> _DATA FOR THIS EXERCISE_:
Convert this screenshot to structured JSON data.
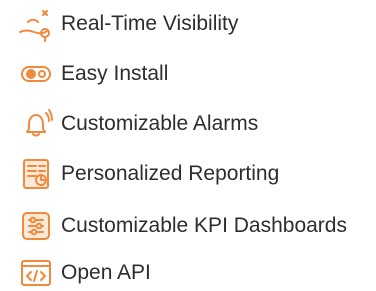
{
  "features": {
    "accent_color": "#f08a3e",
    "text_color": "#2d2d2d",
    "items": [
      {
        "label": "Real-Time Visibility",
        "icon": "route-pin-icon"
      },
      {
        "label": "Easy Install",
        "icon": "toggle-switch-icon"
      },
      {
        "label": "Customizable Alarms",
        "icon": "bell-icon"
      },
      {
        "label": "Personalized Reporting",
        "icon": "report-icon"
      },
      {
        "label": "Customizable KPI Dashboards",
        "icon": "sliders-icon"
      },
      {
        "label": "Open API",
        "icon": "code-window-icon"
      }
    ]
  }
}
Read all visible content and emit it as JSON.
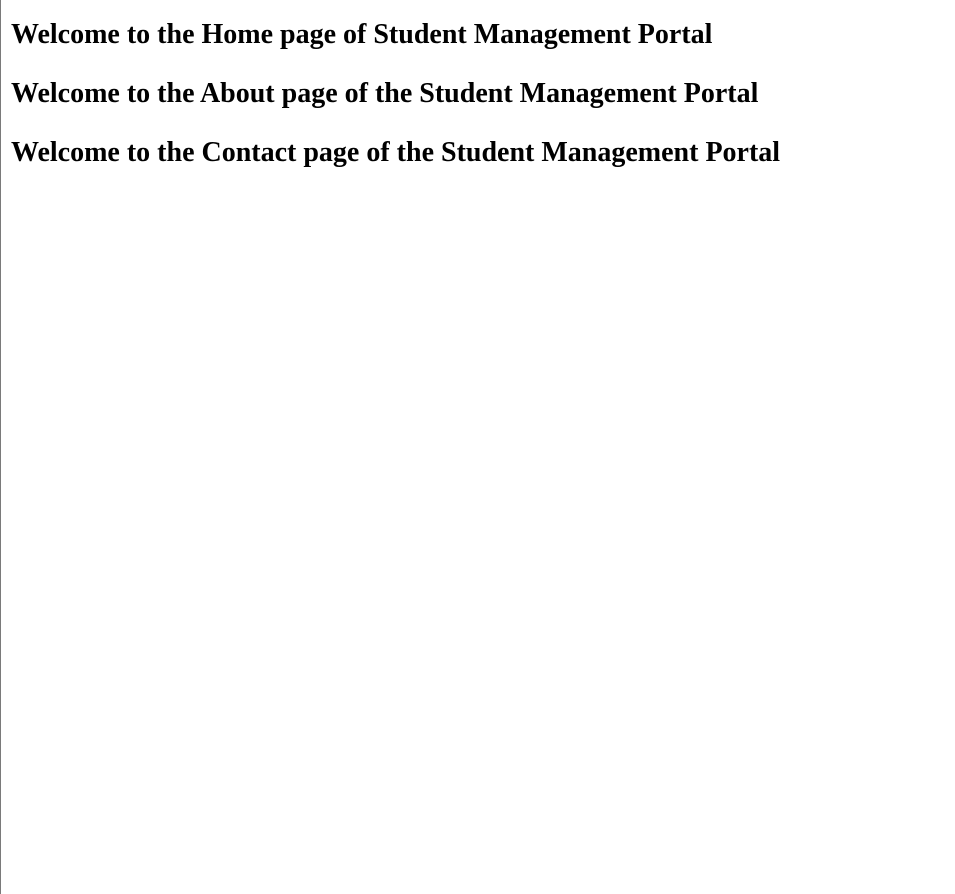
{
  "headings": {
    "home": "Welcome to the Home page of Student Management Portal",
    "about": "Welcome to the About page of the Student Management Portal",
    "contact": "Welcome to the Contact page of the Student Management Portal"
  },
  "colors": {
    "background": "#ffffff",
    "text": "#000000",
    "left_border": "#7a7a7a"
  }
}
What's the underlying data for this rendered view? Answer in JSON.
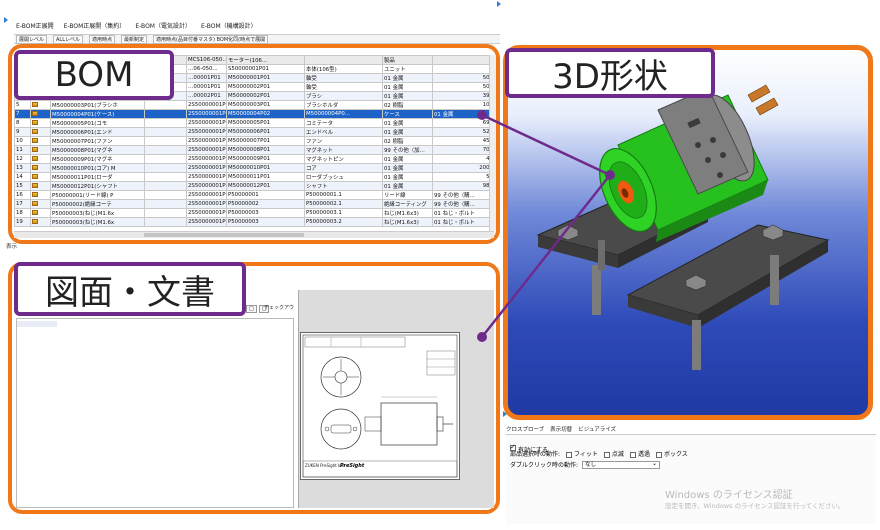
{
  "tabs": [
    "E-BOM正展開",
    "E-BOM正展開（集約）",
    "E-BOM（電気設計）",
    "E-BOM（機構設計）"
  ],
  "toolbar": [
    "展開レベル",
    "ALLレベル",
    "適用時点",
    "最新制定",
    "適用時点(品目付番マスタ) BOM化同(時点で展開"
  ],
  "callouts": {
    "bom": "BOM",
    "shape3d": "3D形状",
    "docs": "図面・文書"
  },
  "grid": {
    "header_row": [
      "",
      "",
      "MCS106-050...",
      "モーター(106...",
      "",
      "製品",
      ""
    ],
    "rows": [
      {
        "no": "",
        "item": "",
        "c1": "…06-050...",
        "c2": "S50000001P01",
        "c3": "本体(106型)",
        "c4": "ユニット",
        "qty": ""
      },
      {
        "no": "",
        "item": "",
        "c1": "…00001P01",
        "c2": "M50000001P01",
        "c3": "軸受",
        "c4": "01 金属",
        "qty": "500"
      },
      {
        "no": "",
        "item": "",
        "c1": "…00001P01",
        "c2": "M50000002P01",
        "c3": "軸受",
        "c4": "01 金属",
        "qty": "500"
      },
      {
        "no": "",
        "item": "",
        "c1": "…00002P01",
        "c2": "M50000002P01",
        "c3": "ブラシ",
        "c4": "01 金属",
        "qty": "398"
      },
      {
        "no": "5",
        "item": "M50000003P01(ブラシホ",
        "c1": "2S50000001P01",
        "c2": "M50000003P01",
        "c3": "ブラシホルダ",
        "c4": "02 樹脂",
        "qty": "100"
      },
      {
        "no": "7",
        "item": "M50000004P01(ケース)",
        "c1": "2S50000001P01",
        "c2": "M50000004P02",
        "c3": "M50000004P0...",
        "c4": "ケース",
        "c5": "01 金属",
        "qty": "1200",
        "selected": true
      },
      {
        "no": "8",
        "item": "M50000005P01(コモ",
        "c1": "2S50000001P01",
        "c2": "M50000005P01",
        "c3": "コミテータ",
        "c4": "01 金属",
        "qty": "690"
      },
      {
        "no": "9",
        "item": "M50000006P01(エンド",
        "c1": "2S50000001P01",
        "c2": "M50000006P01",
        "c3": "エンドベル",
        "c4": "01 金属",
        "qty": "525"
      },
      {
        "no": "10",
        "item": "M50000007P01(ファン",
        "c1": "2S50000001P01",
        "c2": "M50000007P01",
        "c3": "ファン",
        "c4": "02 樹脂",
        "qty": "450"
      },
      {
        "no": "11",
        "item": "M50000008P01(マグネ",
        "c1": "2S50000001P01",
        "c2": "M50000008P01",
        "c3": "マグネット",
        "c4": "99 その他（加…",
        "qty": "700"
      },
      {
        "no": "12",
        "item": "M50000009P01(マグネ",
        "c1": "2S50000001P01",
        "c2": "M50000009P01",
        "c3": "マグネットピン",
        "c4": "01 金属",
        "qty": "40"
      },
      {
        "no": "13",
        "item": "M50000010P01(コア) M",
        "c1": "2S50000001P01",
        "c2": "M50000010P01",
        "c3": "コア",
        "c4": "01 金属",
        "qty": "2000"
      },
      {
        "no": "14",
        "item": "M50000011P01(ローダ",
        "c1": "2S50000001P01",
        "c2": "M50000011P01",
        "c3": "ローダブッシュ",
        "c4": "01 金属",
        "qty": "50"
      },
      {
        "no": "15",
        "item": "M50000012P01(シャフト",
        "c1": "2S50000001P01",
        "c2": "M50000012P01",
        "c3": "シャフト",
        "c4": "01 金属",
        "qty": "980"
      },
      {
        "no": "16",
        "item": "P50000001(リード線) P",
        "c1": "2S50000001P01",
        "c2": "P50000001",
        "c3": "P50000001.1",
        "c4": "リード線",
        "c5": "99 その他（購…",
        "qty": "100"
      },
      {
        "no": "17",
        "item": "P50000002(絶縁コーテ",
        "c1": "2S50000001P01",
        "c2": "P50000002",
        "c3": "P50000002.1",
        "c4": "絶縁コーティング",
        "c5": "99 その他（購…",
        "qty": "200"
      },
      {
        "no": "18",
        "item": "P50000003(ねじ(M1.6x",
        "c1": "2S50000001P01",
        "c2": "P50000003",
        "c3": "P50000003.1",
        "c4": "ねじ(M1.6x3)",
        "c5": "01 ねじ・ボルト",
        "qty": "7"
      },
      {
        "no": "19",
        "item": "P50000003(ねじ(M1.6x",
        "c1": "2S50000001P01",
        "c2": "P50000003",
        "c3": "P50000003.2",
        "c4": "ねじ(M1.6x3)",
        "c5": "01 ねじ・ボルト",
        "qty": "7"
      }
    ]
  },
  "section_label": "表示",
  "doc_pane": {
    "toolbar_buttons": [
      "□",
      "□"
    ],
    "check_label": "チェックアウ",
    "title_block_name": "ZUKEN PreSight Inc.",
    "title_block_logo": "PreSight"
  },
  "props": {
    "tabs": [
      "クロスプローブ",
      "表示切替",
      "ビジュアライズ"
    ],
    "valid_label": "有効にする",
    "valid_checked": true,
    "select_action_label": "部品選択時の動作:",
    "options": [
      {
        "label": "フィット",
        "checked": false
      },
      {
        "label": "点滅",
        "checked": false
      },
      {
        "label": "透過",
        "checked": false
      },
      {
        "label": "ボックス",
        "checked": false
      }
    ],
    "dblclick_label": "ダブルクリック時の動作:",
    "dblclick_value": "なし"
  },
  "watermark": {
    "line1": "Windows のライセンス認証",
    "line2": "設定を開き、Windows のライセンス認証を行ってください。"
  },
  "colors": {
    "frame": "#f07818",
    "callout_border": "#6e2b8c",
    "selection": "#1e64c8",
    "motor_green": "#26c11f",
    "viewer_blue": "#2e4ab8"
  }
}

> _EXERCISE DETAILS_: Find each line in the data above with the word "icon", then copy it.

> _RESPONSE BELOW_:
        "icon": "route-pin-icon"
        "icon": "toggle-switch-icon"
        "icon": "bell-icon"
        "icon": "report-icon"
        "icon": "sliders-icon"
        "icon": "code-window-icon"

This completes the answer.